DATA EXTRACTS:
◆ ◆ ◆ ◆
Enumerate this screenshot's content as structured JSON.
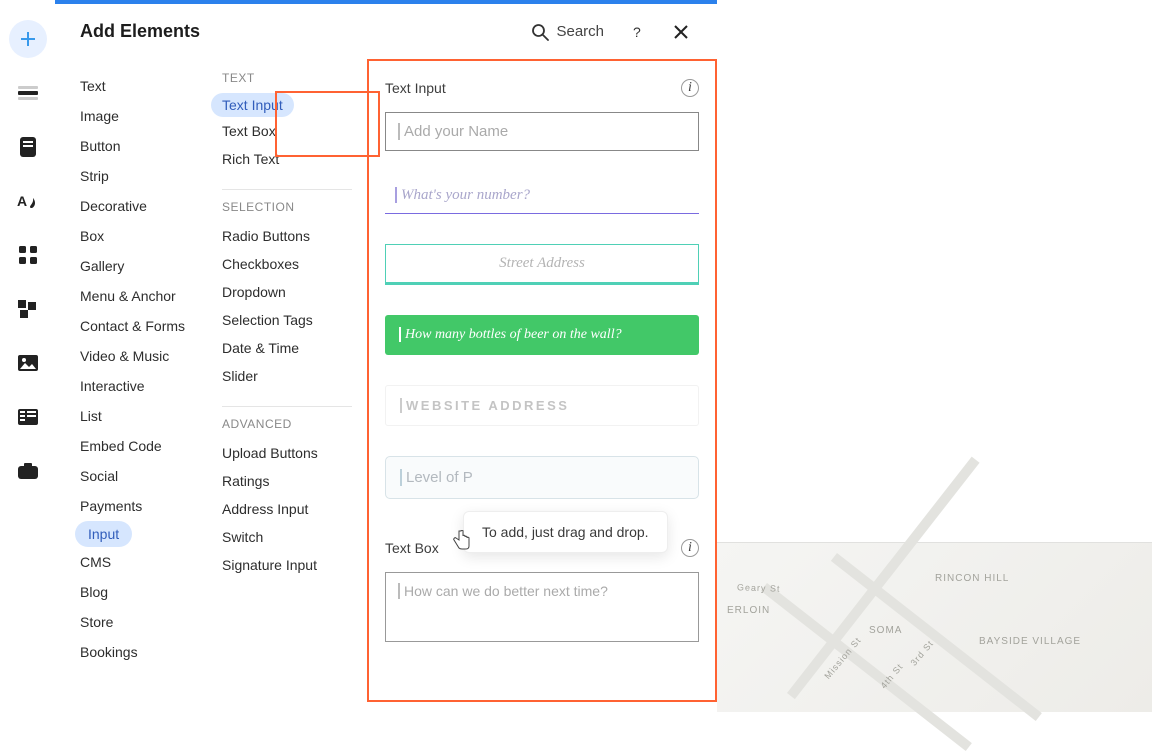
{
  "panel": {
    "title": "Add Elements",
    "search_label": "Search"
  },
  "primary": {
    "items": [
      "Text",
      "Image",
      "Button",
      "Strip",
      "Decorative",
      "Box",
      "Gallery",
      "Menu & Anchor",
      "Contact & Forms",
      "Video & Music",
      "Interactive",
      "List",
      "Embed Code",
      "Social",
      "Payments",
      "Input",
      "CMS",
      "Blog",
      "Store",
      "Bookings"
    ],
    "active_index": 15
  },
  "secondary": {
    "groups": [
      {
        "label": "TEXT",
        "items": [
          "Text Input",
          "Text Box",
          "Rich Text"
        ],
        "active_index": 0
      },
      {
        "label": "SELECTION",
        "items": [
          "Radio Buttons",
          "Checkboxes",
          "Dropdown",
          "Selection Tags",
          "Date & Time",
          "Slider"
        ]
      },
      {
        "label": "ADVANCED",
        "items": [
          "Upload Buttons",
          "Ratings",
          "Address Input",
          "Switch",
          "Signature Input"
        ]
      }
    ]
  },
  "preview": {
    "section1": "Text Input",
    "section2": "Text Box",
    "info_char": "i",
    "samples": {
      "name": "Add your Name",
      "number": "What's your number?",
      "street": "Street Address",
      "bottles": "How many bottles of beer on the wall?",
      "website": "WEBSITE ADDRESS",
      "level": "Level of P",
      "textbox": "How can we do better next time?"
    }
  },
  "tooltip": {
    "text": "To add, just drag and drop."
  },
  "map": {
    "labels": {
      "rincon": "RINCON HILL",
      "soma": "SOMA",
      "bayside": "BAYSIDE VILLAGE",
      "erloin": "ERLOIN",
      "geary": "Geary St",
      "mission": "Mission St",
      "third": "3rd St",
      "fourth": "4th St"
    }
  }
}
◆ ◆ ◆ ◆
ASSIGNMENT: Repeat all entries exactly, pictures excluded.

SOLUTION BELOW:
Enumerate this screenshot's content as structured JSON.
{
  "panel": {
    "title": "Add Elements",
    "search_label": "Search"
  },
  "primary": {
    "items": [
      "Text",
      "Image",
      "Button",
      "Strip",
      "Decorative",
      "Box",
      "Gallery",
      "Menu & Anchor",
      "Contact & Forms",
      "Video & Music",
      "Interactive",
      "List",
      "Embed Code",
      "Social",
      "Payments",
      "Input",
      "CMS",
      "Blog",
      "Store",
      "Bookings"
    ],
    "active_index": 15
  },
  "secondary": {
    "groups": [
      {
        "label": "TEXT",
        "items": [
          "Text Input",
          "Text Box",
          "Rich Text"
        ],
        "active_index": 0
      },
      {
        "label": "SELECTION",
        "items": [
          "Radio Buttons",
          "Checkboxes",
          "Dropdown",
          "Selection Tags",
          "Date & Time",
          "Slider"
        ]
      },
      {
        "label": "ADVANCED",
        "items": [
          "Upload Buttons",
          "Ratings",
          "Address Input",
          "Switch",
          "Signature Input"
        ]
      }
    ]
  },
  "preview": {
    "section1": "Text Input",
    "section2": "Text Box",
    "info_char": "i",
    "samples": {
      "name": "Add your Name",
      "number": "What's your number?",
      "street": "Street Address",
      "bottles": "How many bottles of beer on the wall?",
      "website": "WEBSITE ADDRESS",
      "level": "Level of P",
      "textbox": "How can we do better next time?"
    }
  },
  "tooltip": {
    "text": "To add, just drag and drop."
  },
  "map": {
    "labels": {
      "rincon": "RINCON HILL",
      "soma": "SOMA",
      "bayside": "BAYSIDE VILLAGE",
      "erloin": "ERLOIN",
      "geary": "Geary St",
      "mission": "Mission St",
      "third": "3rd St",
      "fourth": "4th St"
    }
  }
}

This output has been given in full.